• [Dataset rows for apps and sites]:
*-*-*

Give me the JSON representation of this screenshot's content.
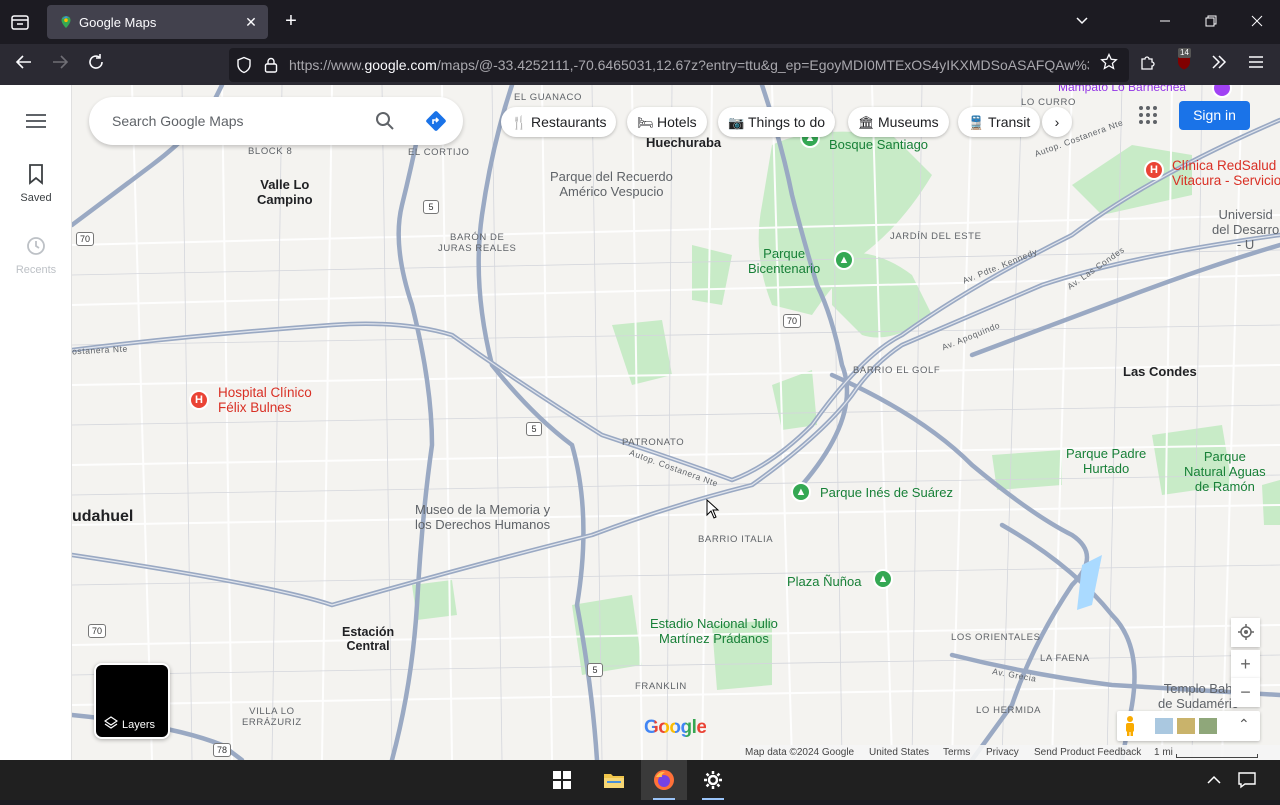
{
  "browser": {
    "tab": {
      "title": "Google Maps"
    },
    "url": {
      "prefix": "https://www.",
      "domain": "google.com",
      "rest": "/maps/@-33.4252111,-70.6465031,12.67z?entry=ttu&g_ep=EgoyMDI0MTExOS4yIKXMDSoASAFQAw%3"
    },
    "extension_badge": "14"
  },
  "sidebar": {
    "items": [
      {
        "label": "Saved"
      },
      {
        "label": "Recents"
      }
    ]
  },
  "search": {
    "placeholder": "Search Google Maps"
  },
  "chips": [
    {
      "label": "Restaurants",
      "icon": "fork-knife-icon"
    },
    {
      "label": "Hotels",
      "icon": "bed-icon"
    },
    {
      "label": "Things to do",
      "icon": "camera-icon"
    },
    {
      "label": "Museums",
      "icon": "museum-icon"
    },
    {
      "label": "Transit",
      "icon": "train-icon"
    }
  ],
  "header": {
    "signin": "Sign in"
  },
  "map": {
    "labels": {
      "el_guanaco": "EL GUANACO",
      "huechuraba": "Huechuraba",
      "lo_curro": "LO CURRO",
      "mampato": "Mampato Lo Barnechea",
      "bosque_santiago": "Bosque Santiago",
      "block8": "BLOCK 8",
      "el_cortijo": "EL CORTIJO",
      "valle_lo_campino_1": "Valle Lo",
      "valle_lo_campino_2": "Campino",
      "parque_recuerdo_1": "Parque del Recuerdo",
      "parque_recuerdo_2": "Américo Vespucio",
      "clinica_1": "Clínica RedSalud",
      "clinica_2": "Vitacura - Servicio",
      "universidad_1": "Universid",
      "universidad_2": "del Desarro",
      "universidad_3": "- U",
      "baron_1": "BARÓN DE",
      "baron_2": "JURAS REALES",
      "jardin_del_este": "JARDÍN DEL ESTE",
      "parque_bicentenario_1": "Parque",
      "parque_bicentenario_2": "Bicentenario",
      "barrio_el_golf": "BARRIO EL GOLF",
      "las_condes": "Las Condes",
      "hospital_1": "Hospital Clínico",
      "hospital_2": "Félix Bulnes",
      "patronato": "PATRONATO",
      "parque_padre_1": "Parque Padre",
      "parque_padre_2": "Hurtado",
      "parque_aguas_1": "Parque",
      "parque_aguas_2": "Natural Aguas",
      "parque_aguas_3": "de Ramón",
      "pudahuel": "udahuel",
      "museo_1": "Museo de la Memoria y",
      "museo_2": "los Derechos Humanos",
      "parque_ines": "Parque Inés de Suárez",
      "barrio_italia": "BARRIO ITALIA",
      "plaza_nunoa": "Plaza Ñuñoa",
      "estacion_1": "Estación",
      "estacion_2": "Central",
      "estadio_1": "Estadio Nacional Julio",
      "estadio_2": "Martínez Prádanos",
      "los_orientales": "LOS ORIENTALES",
      "la_faena": "LA FAENA",
      "franklin": "FRANKLIN",
      "templo_1": "Templo Bah",
      "templo_2": "de Sudaméric",
      "villa_1": "VILLA LO",
      "villa_2": "ERRÁZURIZ",
      "lo_hermida": "LO HERMIDA",
      "costanera_1": "Autop. Costanera Nte",
      "costanera_2": "Autop. Costanera Nte",
      "costanera_3": "Autop. Costanera Nte",
      "costanera_w": "ostanera Nte",
      "kennedy": "Av. Pdte. Kennedy",
      "apoquindo": "Av. Apoquindo",
      "las_condes_av": "Av. Las Condes",
      "grecia": "Av. Grecia"
    },
    "shields": [
      "70",
      "5",
      "5",
      "70",
      "5",
      "70",
      "78"
    ],
    "layers_label": "Layers",
    "google_logo": "Google",
    "footer": {
      "map_data": "Map data ©2024 Google",
      "region": "United States",
      "terms": "Terms",
      "privacy": "Privacy",
      "feedback": "Send Product Feedback",
      "scale": "1 mi"
    }
  },
  "colors": {
    "accent": "#1a73e8",
    "park": "#c8ebc7",
    "road": "#9aa9c3",
    "hospital": "#ea4335",
    "parkpin": "#34a853"
  }
}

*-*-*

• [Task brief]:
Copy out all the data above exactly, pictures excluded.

• [Solution for this task]:
Give me the JSON representation of this screenshot's content.
{
  "browser": {
    "tab": {
      "title": "Google Maps"
    },
    "url": {
      "prefix": "https://www.",
      "domain": "google.com",
      "rest": "/maps/@-33.4252111,-70.6465031,12.67z?entry=ttu&g_ep=EgoyMDI0MTExOS4yIKXMDSoASAFQAw%3"
    },
    "extension_badge": "14"
  },
  "sidebar": {
    "items": [
      {
        "label": "Saved"
      },
      {
        "label": "Recents"
      }
    ]
  },
  "search": {
    "placeholder": "Search Google Maps"
  },
  "chips": [
    {
      "label": "Restaurants",
      "icon": "fork-knife-icon"
    },
    {
      "label": "Hotels",
      "icon": "bed-icon"
    },
    {
      "label": "Things to do",
      "icon": "camera-icon"
    },
    {
      "label": "Museums",
      "icon": "museum-icon"
    },
    {
      "label": "Transit",
      "icon": "train-icon"
    }
  ],
  "header": {
    "signin": "Sign in"
  },
  "map": {
    "labels": {
      "el_guanaco": "EL GUANACO",
      "huechuraba": "Huechuraba",
      "lo_curro": "LO CURRO",
      "mampato": "Mampato Lo Barnechea",
      "bosque_santiago": "Bosque Santiago",
      "block8": "BLOCK 8",
      "el_cortijo": "EL CORTIJO",
      "valle_lo_campino_1": "Valle Lo",
      "valle_lo_campino_2": "Campino",
      "parque_recuerdo_1": "Parque del Recuerdo",
      "parque_recuerdo_2": "Américo Vespucio",
      "clinica_1": "Clínica RedSalud",
      "clinica_2": "Vitacura - Servicio",
      "universidad_1": "Universid",
      "universidad_2": "del Desarro",
      "universidad_3": "- U",
      "baron_1": "BARÓN DE",
      "baron_2": "JURAS REALES",
      "jardin_del_este": "JARDÍN DEL ESTE",
      "parque_bicentenario_1": "Parque",
      "parque_bicentenario_2": "Bicentenario",
      "barrio_el_golf": "BARRIO EL GOLF",
      "las_condes": "Las Condes",
      "hospital_1": "Hospital Clínico",
      "hospital_2": "Félix Bulnes",
      "patronato": "PATRONATO",
      "parque_padre_1": "Parque Padre",
      "parque_padre_2": "Hurtado",
      "parque_aguas_1": "Parque",
      "parque_aguas_2": "Natural Aguas",
      "parque_aguas_3": "de Ramón",
      "pudahuel": "udahuel",
      "museo_1": "Museo de la Memoria y",
      "museo_2": "los Derechos Humanos",
      "parque_ines": "Parque Inés de Suárez",
      "barrio_italia": "BARRIO ITALIA",
      "plaza_nunoa": "Plaza Ñuñoa",
      "estacion_1": "Estación",
      "estacion_2": "Central",
      "estadio_1": "Estadio Nacional Julio",
      "estadio_2": "Martínez Prádanos",
      "los_orientales": "LOS ORIENTALES",
      "la_faena": "LA FAENA",
      "franklin": "FRANKLIN",
      "templo_1": "Templo Bah",
      "templo_2": "de Sudaméric",
      "villa_1": "VILLA LO",
      "villa_2": "ERRÁZURIZ",
      "lo_hermida": "LO HERMIDA",
      "costanera_1": "Autop. Costanera Nte",
      "costanera_2": "Autop. Costanera Nte",
      "costanera_3": "Autop. Costanera Nte",
      "costanera_w": "ostanera Nte",
      "kennedy": "Av. Pdte. Kennedy",
      "apoquindo": "Av. Apoquindo",
      "las_condes_av": "Av. Las Condes",
      "grecia": "Av. Grecia"
    },
    "shields": [
      "70",
      "5",
      "5",
      "70",
      "5",
      "70",
      "78"
    ],
    "layers_label": "Layers",
    "google_logo": "Google",
    "footer": {
      "map_data": "Map data ©2024 Google",
      "region": "United States",
      "terms": "Terms",
      "privacy": "Privacy",
      "feedback": "Send Product Feedback",
      "scale": "1 mi"
    }
  },
  "colors": {
    "accent": "#1a73e8",
    "park": "#c8ebc7",
    "road": "#9aa9c3",
    "hospital": "#ea4335",
    "parkpin": "#34a853"
  }
}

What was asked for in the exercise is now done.